Content starts

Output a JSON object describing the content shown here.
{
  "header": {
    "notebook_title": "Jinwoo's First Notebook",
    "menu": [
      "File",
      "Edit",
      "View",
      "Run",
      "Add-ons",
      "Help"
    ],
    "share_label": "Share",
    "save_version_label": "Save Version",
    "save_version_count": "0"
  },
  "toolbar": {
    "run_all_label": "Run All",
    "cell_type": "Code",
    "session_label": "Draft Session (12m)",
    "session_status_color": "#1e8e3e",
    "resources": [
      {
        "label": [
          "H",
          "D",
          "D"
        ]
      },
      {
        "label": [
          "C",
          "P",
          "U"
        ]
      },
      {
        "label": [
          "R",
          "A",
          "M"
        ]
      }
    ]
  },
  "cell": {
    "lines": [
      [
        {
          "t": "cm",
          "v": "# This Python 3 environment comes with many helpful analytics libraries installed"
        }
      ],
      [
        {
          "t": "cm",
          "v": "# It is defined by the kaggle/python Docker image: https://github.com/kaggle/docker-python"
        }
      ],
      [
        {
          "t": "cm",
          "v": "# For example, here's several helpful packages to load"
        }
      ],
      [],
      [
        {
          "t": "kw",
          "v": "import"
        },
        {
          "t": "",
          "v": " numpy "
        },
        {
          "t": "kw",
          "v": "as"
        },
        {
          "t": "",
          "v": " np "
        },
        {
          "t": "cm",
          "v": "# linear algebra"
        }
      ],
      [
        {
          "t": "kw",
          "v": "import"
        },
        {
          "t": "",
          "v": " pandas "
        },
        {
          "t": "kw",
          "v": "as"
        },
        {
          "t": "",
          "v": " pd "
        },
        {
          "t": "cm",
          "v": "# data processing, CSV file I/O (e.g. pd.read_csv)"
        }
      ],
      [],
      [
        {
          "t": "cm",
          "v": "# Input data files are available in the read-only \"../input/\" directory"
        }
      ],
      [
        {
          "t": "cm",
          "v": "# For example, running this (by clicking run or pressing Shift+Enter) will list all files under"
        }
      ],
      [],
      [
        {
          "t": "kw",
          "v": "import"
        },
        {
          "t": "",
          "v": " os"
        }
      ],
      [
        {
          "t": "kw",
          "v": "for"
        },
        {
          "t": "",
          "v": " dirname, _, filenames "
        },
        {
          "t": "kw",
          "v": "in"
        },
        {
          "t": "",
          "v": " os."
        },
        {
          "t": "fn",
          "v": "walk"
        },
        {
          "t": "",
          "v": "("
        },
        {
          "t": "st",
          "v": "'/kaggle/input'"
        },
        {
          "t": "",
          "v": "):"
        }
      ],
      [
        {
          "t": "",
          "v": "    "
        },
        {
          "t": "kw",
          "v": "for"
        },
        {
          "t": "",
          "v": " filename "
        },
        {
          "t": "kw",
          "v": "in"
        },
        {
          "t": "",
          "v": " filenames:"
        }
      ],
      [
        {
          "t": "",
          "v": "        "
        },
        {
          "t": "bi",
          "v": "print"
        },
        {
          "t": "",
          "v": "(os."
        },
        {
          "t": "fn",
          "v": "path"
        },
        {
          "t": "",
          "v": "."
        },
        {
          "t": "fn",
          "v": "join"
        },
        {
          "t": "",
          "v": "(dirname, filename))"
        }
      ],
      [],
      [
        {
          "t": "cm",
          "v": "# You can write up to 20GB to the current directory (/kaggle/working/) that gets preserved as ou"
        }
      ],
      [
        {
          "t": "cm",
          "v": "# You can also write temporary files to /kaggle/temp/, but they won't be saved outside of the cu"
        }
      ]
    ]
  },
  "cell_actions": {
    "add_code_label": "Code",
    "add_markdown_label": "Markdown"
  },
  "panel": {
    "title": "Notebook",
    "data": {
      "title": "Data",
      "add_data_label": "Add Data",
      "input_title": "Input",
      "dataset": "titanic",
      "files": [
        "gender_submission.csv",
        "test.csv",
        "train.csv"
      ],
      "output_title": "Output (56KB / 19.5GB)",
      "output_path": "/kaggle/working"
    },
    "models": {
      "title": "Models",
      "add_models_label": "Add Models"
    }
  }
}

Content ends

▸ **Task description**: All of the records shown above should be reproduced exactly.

▸ **Task answer**:
Output a JSON object describing the content shown here.
{
  "header": {
    "notebook_title": "Jinwoo's First Notebook",
    "menu": [
      "File",
      "Edit",
      "View",
      "Run",
      "Add-ons",
      "Help"
    ],
    "share_label": "Share",
    "save_version_label": "Save Version",
    "save_version_count": "0"
  },
  "toolbar": {
    "run_all_label": "Run All",
    "cell_type": "Code",
    "session_label": "Draft Session (12m)",
    "session_status_color": "#1e8e3e",
    "resources": [
      {
        "label": [
          "H",
          "D",
          "D"
        ]
      },
      {
        "label": [
          "C",
          "P",
          "U"
        ]
      },
      {
        "label": [
          "R",
          "A",
          "M"
        ]
      }
    ]
  },
  "cell": {
    "lines": [
      [
        {
          "t": "cm",
          "v": "# This Python 3 environment comes with many helpful analytics libraries installed"
        }
      ],
      [
        {
          "t": "cm",
          "v": "# It is defined by the kaggle/python Docker image: https://github.com/kaggle/docker-python"
        }
      ],
      [
        {
          "t": "cm",
          "v": "# For example, here's several helpful packages to load"
        }
      ],
      [],
      [
        {
          "t": "kw",
          "v": "import"
        },
        {
          "t": "",
          "v": " numpy "
        },
        {
          "t": "kw",
          "v": "as"
        },
        {
          "t": "",
          "v": " np "
        },
        {
          "t": "cm",
          "v": "# linear algebra"
        }
      ],
      [
        {
          "t": "kw",
          "v": "import"
        },
        {
          "t": "",
          "v": " pandas "
        },
        {
          "t": "kw",
          "v": "as"
        },
        {
          "t": "",
          "v": " pd "
        },
        {
          "t": "cm",
          "v": "# data processing, CSV file I/O (e.g. pd.read_csv)"
        }
      ],
      [],
      [
        {
          "t": "cm",
          "v": "# Input data files are available in the read-only \"../input/\" directory"
        }
      ],
      [
        {
          "t": "cm",
          "v": "# For example, running this (by clicking run or pressing Shift+Enter) will list all files under"
        }
      ],
      [],
      [
        {
          "t": "kw",
          "v": "import"
        },
        {
          "t": "",
          "v": " os"
        }
      ],
      [
        {
          "t": "kw",
          "v": "for"
        },
        {
          "t": "",
          "v": " dirname, _, filenames "
        },
        {
          "t": "kw",
          "v": "in"
        },
        {
          "t": "",
          "v": " os."
        },
        {
          "t": "fn",
          "v": "walk"
        },
        {
          "t": "",
          "v": "("
        },
        {
          "t": "st",
          "v": "'/kaggle/input'"
        },
        {
          "t": "",
          "v": "):"
        }
      ],
      [
        {
          "t": "",
          "v": "    "
        },
        {
          "t": "kw",
          "v": "for"
        },
        {
          "t": "",
          "v": " filename "
        },
        {
          "t": "kw",
          "v": "in"
        },
        {
          "t": "",
          "v": " filenames:"
        }
      ],
      [
        {
          "t": "",
          "v": "        "
        },
        {
          "t": "bi",
          "v": "print"
        },
        {
          "t": "",
          "v": "(os."
        },
        {
          "t": "fn",
          "v": "path"
        },
        {
          "t": "",
          "v": "."
        },
        {
          "t": "fn",
          "v": "join"
        },
        {
          "t": "",
          "v": "(dirname, filename))"
        }
      ],
      [],
      [
        {
          "t": "cm",
          "v": "# You can write up to 20GB to the current directory (/kaggle/working/) that gets preserved as ou"
        }
      ],
      [
        {
          "t": "cm",
          "v": "# You can also write temporary files to /kaggle/temp/, but they won't be saved outside of the cu"
        }
      ]
    ]
  },
  "cell_actions": {
    "add_code_label": "Code",
    "add_markdown_label": "Markdown"
  },
  "panel": {
    "title": "Notebook",
    "data": {
      "title": "Data",
      "add_data_label": "Add Data",
      "input_title": "Input",
      "dataset": "titanic",
      "files": [
        "gender_submission.csv",
        "test.csv",
        "train.csv"
      ],
      "output_title": "Output (56KB / 19.5GB)",
      "output_path": "/kaggle/working"
    },
    "models": {
      "title": "Models",
      "add_models_label": "Add Models"
    }
  }
}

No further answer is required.